This implication can often be seen in D/s sexual interactions. When it comes to sex, women tops and bottoms often have something in common, besides the obvious. Although the context differs depending on their position in the D/s dynamic, many women abdicate the responsibility for their pleasure to their partners.

In some M/f relationships I’ve observed, the male puts a fair amount of effort into his submissive’s orgasms, whether it’s devising diabolical rape scenes or training her to come on voice command.

At the other end of the dynamic, some FemDoms expect their submissives to serve them by providing them with sexual pleasure — whether it’s fetish-related such as foot worship or actual intercourse, often of the oral variety.

In either dynamic, the genitalia of the submissive may be considered owned by the Dominant. But, attitudes toward their possessions differ greatly.

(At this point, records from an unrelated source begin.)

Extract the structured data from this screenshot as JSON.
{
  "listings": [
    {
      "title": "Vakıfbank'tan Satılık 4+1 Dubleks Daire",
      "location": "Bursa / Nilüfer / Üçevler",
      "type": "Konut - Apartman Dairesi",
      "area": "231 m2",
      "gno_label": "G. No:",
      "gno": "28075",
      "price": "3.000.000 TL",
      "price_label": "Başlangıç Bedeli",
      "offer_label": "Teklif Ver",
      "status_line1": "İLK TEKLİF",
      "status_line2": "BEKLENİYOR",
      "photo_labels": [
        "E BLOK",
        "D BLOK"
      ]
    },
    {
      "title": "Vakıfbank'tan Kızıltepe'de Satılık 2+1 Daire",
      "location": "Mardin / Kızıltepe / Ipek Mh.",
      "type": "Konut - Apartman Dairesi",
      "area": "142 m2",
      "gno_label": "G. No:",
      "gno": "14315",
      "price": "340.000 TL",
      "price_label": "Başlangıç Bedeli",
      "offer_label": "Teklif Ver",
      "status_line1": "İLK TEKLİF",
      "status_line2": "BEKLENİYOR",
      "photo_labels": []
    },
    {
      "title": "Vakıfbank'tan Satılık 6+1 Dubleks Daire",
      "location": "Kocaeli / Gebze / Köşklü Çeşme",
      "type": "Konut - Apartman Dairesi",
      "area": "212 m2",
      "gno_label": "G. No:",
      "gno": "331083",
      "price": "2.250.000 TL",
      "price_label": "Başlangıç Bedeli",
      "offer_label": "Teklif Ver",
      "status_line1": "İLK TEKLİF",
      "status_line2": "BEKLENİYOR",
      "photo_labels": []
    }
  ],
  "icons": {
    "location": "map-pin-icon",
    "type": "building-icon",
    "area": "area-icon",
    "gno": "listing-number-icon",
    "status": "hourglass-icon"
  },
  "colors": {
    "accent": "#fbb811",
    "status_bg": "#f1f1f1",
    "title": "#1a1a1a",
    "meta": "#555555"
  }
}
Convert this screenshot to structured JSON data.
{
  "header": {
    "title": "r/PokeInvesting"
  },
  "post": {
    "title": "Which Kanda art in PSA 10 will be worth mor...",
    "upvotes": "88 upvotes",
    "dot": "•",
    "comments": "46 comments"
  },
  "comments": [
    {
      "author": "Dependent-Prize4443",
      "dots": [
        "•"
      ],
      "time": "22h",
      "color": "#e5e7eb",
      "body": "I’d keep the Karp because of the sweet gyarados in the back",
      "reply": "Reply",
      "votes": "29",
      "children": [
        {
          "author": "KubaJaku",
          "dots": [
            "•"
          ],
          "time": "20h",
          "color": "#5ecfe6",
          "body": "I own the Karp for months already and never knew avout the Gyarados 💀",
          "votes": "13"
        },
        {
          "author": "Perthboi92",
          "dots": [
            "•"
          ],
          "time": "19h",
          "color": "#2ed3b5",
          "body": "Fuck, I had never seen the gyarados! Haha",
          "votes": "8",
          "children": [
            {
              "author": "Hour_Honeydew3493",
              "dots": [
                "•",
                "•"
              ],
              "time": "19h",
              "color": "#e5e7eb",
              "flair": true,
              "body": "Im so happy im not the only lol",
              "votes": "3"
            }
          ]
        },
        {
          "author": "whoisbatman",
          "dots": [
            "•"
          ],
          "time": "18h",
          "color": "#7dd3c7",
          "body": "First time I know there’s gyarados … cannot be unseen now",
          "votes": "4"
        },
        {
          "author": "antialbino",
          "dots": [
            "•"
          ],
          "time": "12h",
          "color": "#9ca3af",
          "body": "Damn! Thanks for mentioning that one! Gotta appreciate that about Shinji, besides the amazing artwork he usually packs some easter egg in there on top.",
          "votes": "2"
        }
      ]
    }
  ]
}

In both cases, Dominants might enjoy tormenting their toys’ sexual equipment. But, the male Dom may take pleasure in forcing his girl to come over and over again until she can’t breathe while the FemDom asserts control by prohibiting her boy from having an orgasm.

This dichotomy is especially observable in chastity devices. The male apparatus prevents him from having an erection and therefore, in most cases, an orgasm. The female restraint only obstructs penetration.

Now both top and bottom females may be very explicit about what they want, what arouses them, and what they find distasteful. And, of course the turn ons and offs are likely to be diametric opposites. But, even if they’re very explicit about their likes and dislikes, many women prefer giving their partner control over whether or not, and how often, they come.

Personally, I can’t comprehend why any woman would surrender her sexual pleasure to another, even if it’s someone who works hard to satisfy her. I wonder if women do so because society considers female sexuality subservient to male’s. Or are women hesitant to take control of their sexual pleasure because society dictates negative connotations for women who enjoy sex?

Who takes responsibility for female orgasms in your relationship and how does that impact your D/s dynamic?